Olmec, Maya, Teotihuan, Toltec and Aztec: Prior to the Spanish conquest, Mexico had been home to civilizations for literally thousands of years. Most of these reached beyond Mexico to include Central America in general. The earliest we know of, the Olmec, was in existence certainly no later than 2,000 BC. The last was the Aztec, conquered by the Spaniard Hernán Cortéz and allied armies in 1521.
Olmec: The height of the Olmec civilization is often dated as stretching from roughly 1500-300 BC. They are especially famous for the huge, stone heads they sculpted. Since we have not discovered any writing associated with the Olmec, we don't know if the heads represented deities, rulers, or what. In addition to the huge heads, the Olmec also produced other fine sculpture and erected pyramids. Their pyramids were made of packed earth and have been reduced to mounds of clay, but their stone art has survived in remarkably good condition. The center of the civilization was on the Pacific coast in what is today southern Mexico, but it is clear that it stretched well beyond the center, from central Mexico to Costa Rica and probably beyond.>
Maya: Next in line, chronologically speaking, we have the Maya. This civilization stretched from roughly 300BC-900AD, although it was in decline after 300-400AD. Geographically speaking, it stretched from the Atlantic to the Pacific, and flourished especially in the Yucatán peninsula of Mexico through Guatemala. It does not seem to have been a unified kingdom but rather a bunch of city-states, kind of like in the Greek civilization.
The Maya had stone pyramids, and a writing system, the general outlines of which have been deciphered. They were primarily farmers, and apparently developed an agricultural system that permitted them to comfortably feed their large population (some 100,000 people in some cities) through practices that did not require large amounts of water, important in the semi-arid regions in which some of their cities were located. As a child, I visited one of the sites of Mayan ruins (Uxmal) and climbed its pyramid. That, in some respects, inspired my life-long interest in other cultures.
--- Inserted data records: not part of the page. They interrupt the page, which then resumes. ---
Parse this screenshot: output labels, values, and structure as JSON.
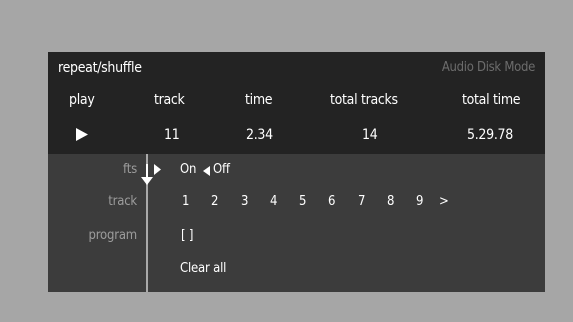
{
  "header": {
    "title": "repeat/shuffle",
    "mode": "Audio Disk Mode"
  },
  "status": {
    "columns": [
      "play",
      "track",
      "time",
      "total tracks",
      "total time"
    ],
    "values": {
      "play_icon": "play-icon",
      "track": "11",
      "time": "2.34",
      "total_tracks": "14",
      "total_time": "5.29.78"
    }
  },
  "settings": {
    "fts": {
      "label": "fts",
      "on": "On",
      "arrow": "◀",
      "off": "Off"
    },
    "track": {
      "label": "track",
      "numbers": [
        "1",
        "2",
        "3",
        "4",
        "5",
        "6",
        "7",
        "8",
        "9"
      ],
      "next": ">"
    },
    "program": {
      "label": "program",
      "value": "[ ]",
      "clear": "Clear all"
    }
  },
  "colors": {
    "background": "#a6a6a6",
    "panel_top": "#232323",
    "panel_bottom": "#3c3c3c",
    "label_gray": "#9c9c9c",
    "mode_gray": "#6c6c6c"
  }
}
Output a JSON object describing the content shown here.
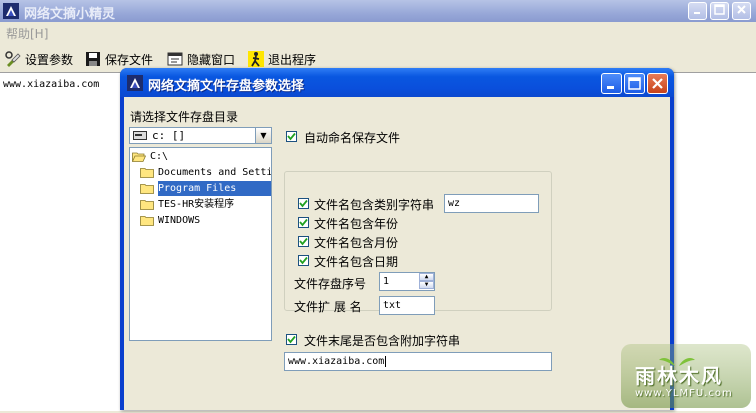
{
  "main_window": {
    "title": "网络文摘小精灵",
    "menu": {
      "help_label": "帮助[H]"
    },
    "toolbar": {
      "settings_label": "设置参数",
      "save_label": "保存文件",
      "hide_label": "隐藏窗口",
      "exit_label": "退出程序"
    },
    "content_text": "www.xiazaiba.com",
    "buttons": {
      "minimize": "_",
      "maximize": "□",
      "close": "×"
    }
  },
  "dialog": {
    "title": "网络文摘文件存盘参数选择",
    "dir_prompt": "请选择文件存盘目录",
    "drive": {
      "value": "c: []"
    },
    "directory_list": {
      "items": [
        {
          "label": "C:\\",
          "open": true,
          "selected": false
        },
        {
          "label": "Documents and Setti",
          "open": false,
          "selected": false
        },
        {
          "label": "Program Files",
          "open": false,
          "selected": true
        },
        {
          "label": "TES-HR安装程序",
          "open": false,
          "selected": false
        },
        {
          "label": "WINDOWS",
          "open": false,
          "selected": false
        }
      ]
    },
    "auto_name": {
      "label": "自动命名保存文件",
      "checked": true
    },
    "options": {
      "category_char": {
        "label": "文件名包含类别字符串",
        "checked": true,
        "value": "wz"
      },
      "year": {
        "label": "文件名包含年份",
        "checked": true
      },
      "month": {
        "label": "文件名包含月份",
        "checked": true
      },
      "day": {
        "label": "文件名包含日期",
        "checked": true
      },
      "sequence": {
        "label": "文件存盘序号",
        "value": "1"
      },
      "extension": {
        "label": "文件扩 展 名",
        "value": "txt"
      }
    },
    "suffix": {
      "label": "文件末尾是否包含附加字符串",
      "checked": true,
      "value": "www.xiazaiba.com"
    }
  },
  "watermark": {
    "brand": "雨林木风",
    "url": "www.YLMFU.com"
  },
  "colors": {
    "dialog_title": "#0a4fdc",
    "selection": "#316ac5",
    "window_bg": "#ece9d8"
  }
}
My mother, who visited many more Mayan sites, used to tell me that you could hardly walk through the jungles of Guatemala without stumbling upon a Mayan ruin!
Teotihuacan: Towards the end of the Mayan civilization, there is some indication that the Maya were in contact with the Teotihucanos - although whether this was through trade or conquest is unclear. In addition, at some point during the decline of the Maya, representations of what is probably Quetzalcóatl began to appear. (Quetzacoatl then continued on as an important deity through all the subsequent civilizations of Mexico and Central America.)
The origins and history of the Teotihuacanos are extremely murky. Evidently, they flourished before the Maya civilization ended and continued on after that. They also constructed the huge, impressive buildings (including the famous pyramid and Temple of the Sun) located close to Mexico City, which suggests that central Mexico was most important to them.
Toltec: The Teotihucanos disappeared as mysteriously as they appeared. The civilization was followed, or accompanied, by the Toltecs whose civilization dates from approximately 800-1000AD. Their "home territory" was also in central Mexico, and they are generally said to be the the precursors of the Aztecs.
The four objects on top of the Toltec pyramid to the left, which appear to be pillars, are in fact carved, stone statues of people/deities that are about two times taller than a normal human being. The Toltecs also carved many representations of Quetzacoatl.
Aztecs: And finally, we get to the Aztecs. This was a unified civilization under the rule of a king or emperor. With a capital in central Mexico - where today's Mexico City is located - the Aztec rule began in 1325. It ended in 1521 with the Spanish conquest. The Aztecs, like the civilizations before them, build pyramids to bring them closer to the gods, and constructed great cities with public buildings of stone, decorated by intricate bas-reliefs. In addition to having a complex writing system, they were also particularly good astronomers, and their empire reached from the Atlantic to the Pacific, due in large part to almost continuous conquest. (The conquest helped destory them because when the Spaniards arrived, conquered peoples were happy to ally themselves with these Europeans to bring down the Aztec rule.)
Aztec rule was, however, paricularly bloody. I am talking here not so much about warfare as about the ritual human sacrifice perpetrated by the rulers and their priests in the name of religion. Ironically, the numbers of people killed through these practices is probably much less than the thousands executed in Spain, in the name of religion, during the first 60 years of the Inquisition (which began in 1478). The human sacrifices of the Aztecs were closely tied to the rulers rather than the general population, so that when the rule had been destroyed, other aspects of the culture took over.
The Aztecs worshipped many deities. One of the most important was Quetzacoatl, the "feathered serpent" who we first saw with the Maya, and who both of our artists celebrate. While much of the Aztecs' capital city has been lost - first due to the Spanish conquest and more recently, due to the modern city being built on top of it - archaeological work is uncovering some of the great buildings. The photograph above on the left shows a pair of Quetzacoatl upholding the base of the pyramid that used to rise above it.